▸ **What you should do**:
Find the number of lines below in which the word "object" appears, and write that number only.

▸ **Exercise materials**:
>>>>
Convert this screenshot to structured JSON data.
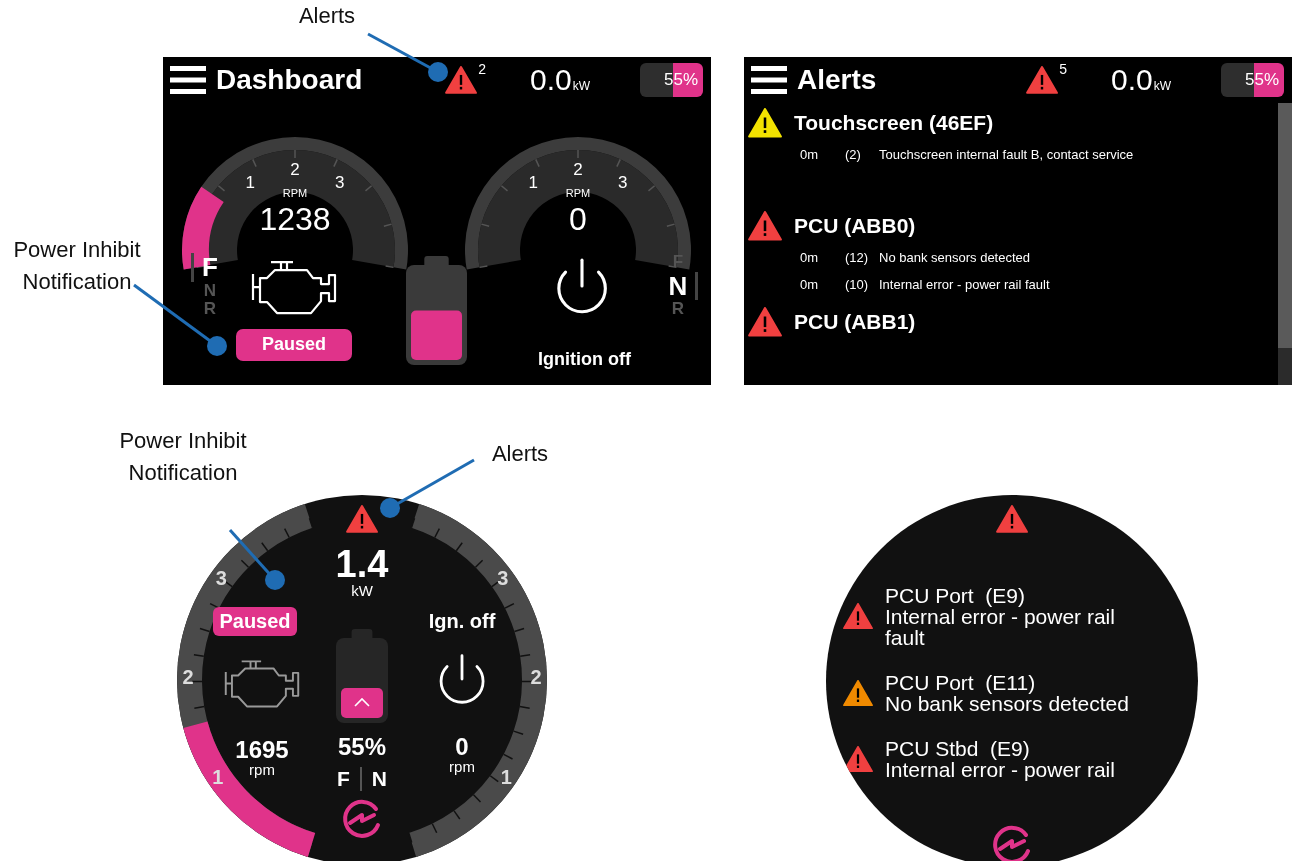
{
  "annotations": [
    {
      "text": "Alerts"
    },
    {
      "text": "Power Inhibit Notification"
    },
    {
      "text": "Power Inhibit Notification"
    },
    {
      "text": "Alerts"
    }
  ],
  "dashboard": {
    "title": "Dashboard",
    "alert_count": "2",
    "power": "0.0",
    "power_unit": "kW",
    "battery": "55%",
    "gauges": [
      {
        "scale": [
          "1",
          "2",
          "3"
        ],
        "label": "RPM",
        "value": "1238",
        "level": 0.22
      },
      {
        "scale": [
          "1",
          "2",
          "3"
        ],
        "label": "RPM",
        "value": "0"
      }
    ],
    "gears_left": [
      {
        "label": "F",
        "selected": true
      },
      {
        "label": "N",
        "selected": false
      },
      {
        "label": "R",
        "selected": false
      }
    ],
    "gears_right": [
      {
        "label": "F",
        "selected": false
      },
      {
        "label": "N",
        "selected": true
      },
      {
        "label": "R",
        "selected": false
      }
    ],
    "status": "Paused",
    "battery_gauge": {
      "level": 0.55
    },
    "ignition": "Ignition off"
  },
  "alerts": {
    "title": "Alerts",
    "alert_count": "5",
    "power": "0.0",
    "power_unit": "kW",
    "battery": "55%",
    "groups": [
      {
        "color": "#f2e200",
        "title": "Touchscreen (46EF)",
        "entries": [
          {
            "time": "0m",
            "code": "(2)",
            "message": "Touchscreen internal fault B, contact service"
          }
        ]
      },
      {
        "color": "#f04040",
        "title": "PCU (ABB0)",
        "entries": [
          {
            "time": "0m",
            "code": "(12)",
            "message": "No bank sensors detected"
          },
          {
            "time": "0m",
            "code": "(10)",
            "message": "Internal error - power rail fault"
          }
        ]
      },
      {
        "color": "#f04040",
        "title": "PCU (ABB1)"
      }
    ]
  },
  "round_gauge": {
    "power": "1.4",
    "power_unit": "kW",
    "status": "Paused",
    "ignition": "Ign. off",
    "rings": [
      {
        "scale": [
          "1",
          "2",
          "3"
        ],
        "level": 0.4
      },
      {
        "scale": [
          "1",
          "2",
          "3"
        ]
      }
    ],
    "left_rpm": {
      "value": "1695",
      "unit": "rpm"
    },
    "battery": {
      "reading": "55%",
      "level": 0.4
    },
    "right_rpm": {
      "value": "0",
      "unit": "rpm"
    },
    "gears": [
      "F",
      "N"
    ]
  },
  "round_alerts": {
    "items": [
      {
        "color": "#f04040",
        "source": "PCU Port  (E9)",
        "message": "Internal error - power rail fault"
      },
      {
        "color": "#f08a00",
        "source": "PCU Port  (E11)",
        "message": "No bank sensors detected"
      },
      {
        "color": "#f04040",
        "source": "PCU Stbd  (E9)",
        "message": "Internal error - power rail"
      }
    ]
  }
}
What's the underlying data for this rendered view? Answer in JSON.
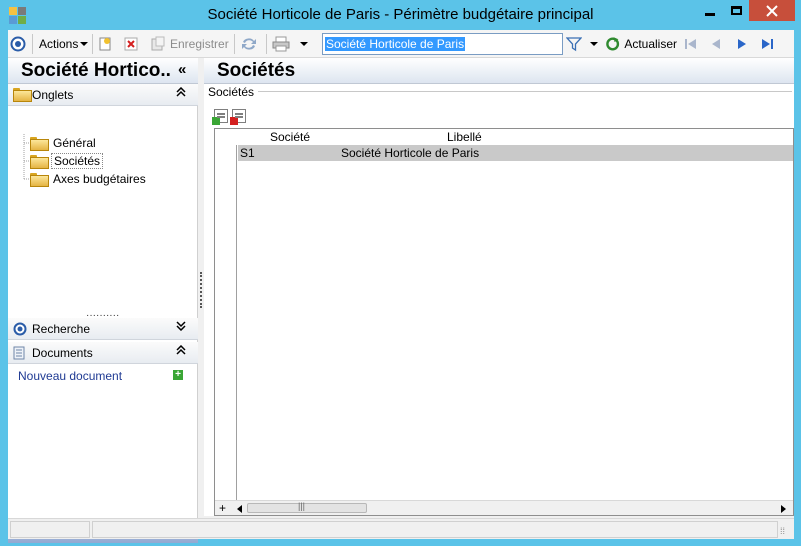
{
  "window": {
    "title": "Société Horticole de Paris -  Périmètre budgétaire principal",
    "controls": [
      "minimize",
      "maximize",
      "close"
    ]
  },
  "toolbar": {
    "actions_label": "Actions",
    "save_label": "Enregistrer",
    "search_value": "Société Horticole de Paris",
    "refresh_label": "Actualiser"
  },
  "left_panel": {
    "title": "Société Hortico..",
    "collapse_glyph": "«",
    "onglets": {
      "label": "Onglets",
      "chevron": "⌃",
      "items": [
        {
          "label": "Général",
          "selected": false
        },
        {
          "label": "Sociétés",
          "selected": true
        },
        {
          "label": "Axes budgétaires",
          "selected": false
        }
      ]
    },
    "gripper": "··········",
    "recherche": {
      "label": "Recherche",
      "chevron": "⌄"
    },
    "documents": {
      "label": "Documents",
      "chevron": "⌃",
      "new_link": "Nouveau document"
    },
    "bottom_chevron": "⌄"
  },
  "main": {
    "title": "Sociétés",
    "group_label": "Sociétés",
    "grid": {
      "columns": [
        "Société",
        "Libellé"
      ],
      "rows": [
        {
          "code": "S1",
          "label": "Société Horticole de Paris"
        }
      ],
      "add_glyph": "+"
    }
  },
  "colors": {
    "window_frame": "#5bc3e8",
    "close_button": "#c74f3b",
    "selection_blue": "#3399ff",
    "row_selected": "#c9c9c9"
  }
}
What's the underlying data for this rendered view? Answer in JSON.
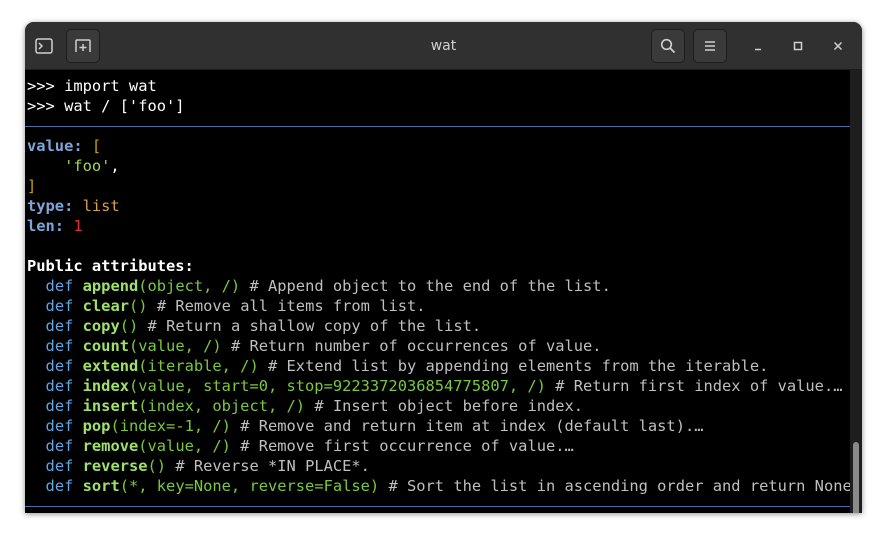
{
  "window": {
    "title": "wat"
  },
  "titlebar": {
    "new_tab_icon": "terminal-icon",
    "split_icon": "new-tab-icon",
    "search_icon": "search-icon",
    "menu_icon": "hamburger-menu-icon",
    "minimize_glyph": "–",
    "maximize_glyph": "□",
    "close_glyph": "✕"
  },
  "colors": {
    "terminal_bg": "#000000",
    "titlebar_bg": "#303030",
    "keyword": "#5fa8e8",
    "method_name": "#9ee26a",
    "args": "#79c93e",
    "comment": "#bfbfbf",
    "label": "#7fa5d8",
    "separator": "#4a6aa8"
  },
  "terminal": {
    "commands": [
      ">>> import wat",
      ">>> wat / ['foo']"
    ],
    "value_label": "value:",
    "value_open": "[",
    "value_item": "'foo'",
    "value_item_comma": ",",
    "value_close": "]",
    "type_label": "type:",
    "type_value": "list",
    "len_label": "len:",
    "len_value": "1",
    "public_attrs_heading": "Public attributes:",
    "methods": [
      {
        "kw": "def",
        "name": "append",
        "args": "(object, /)",
        "comment": "# Append object to the end of the list."
      },
      {
        "kw": "def",
        "name": "clear",
        "args": "()",
        "comment": "# Remove all items from list."
      },
      {
        "kw": "def",
        "name": "copy",
        "args": "()",
        "comment": "# Return a shallow copy of the list."
      },
      {
        "kw": "def",
        "name": "count",
        "args": "(value, /)",
        "comment": "# Return number of occurrences of value."
      },
      {
        "kw": "def",
        "name": "extend",
        "args": "(iterable, /)",
        "comment": "# Extend list by appending elements from the iterable."
      },
      {
        "kw": "def",
        "name": "index",
        "args": "(value, start=0, stop=9223372036854775807, /)",
        "comment": "# Return first index of value.…"
      },
      {
        "kw": "def",
        "name": "insert",
        "args": "(index, object, /)",
        "comment": "# Insert object before index."
      },
      {
        "kw": "def",
        "name": "pop",
        "args": "(index=-1, /)",
        "comment": "# Remove and return item at index (default last).…"
      },
      {
        "kw": "def",
        "name": "remove",
        "args": "(value, /)",
        "comment": "# Remove first occurrence of value.…"
      },
      {
        "kw": "def",
        "name": "reverse",
        "args": "()",
        "comment": "# Reverse *IN PLACE*."
      },
      {
        "kw": "def",
        "name": "sort",
        "args": "(*, key=None, reverse=False)",
        "comment": "# Sort the list in ascending order and return None.…"
      }
    ]
  }
}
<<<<
▸ **Result**:
4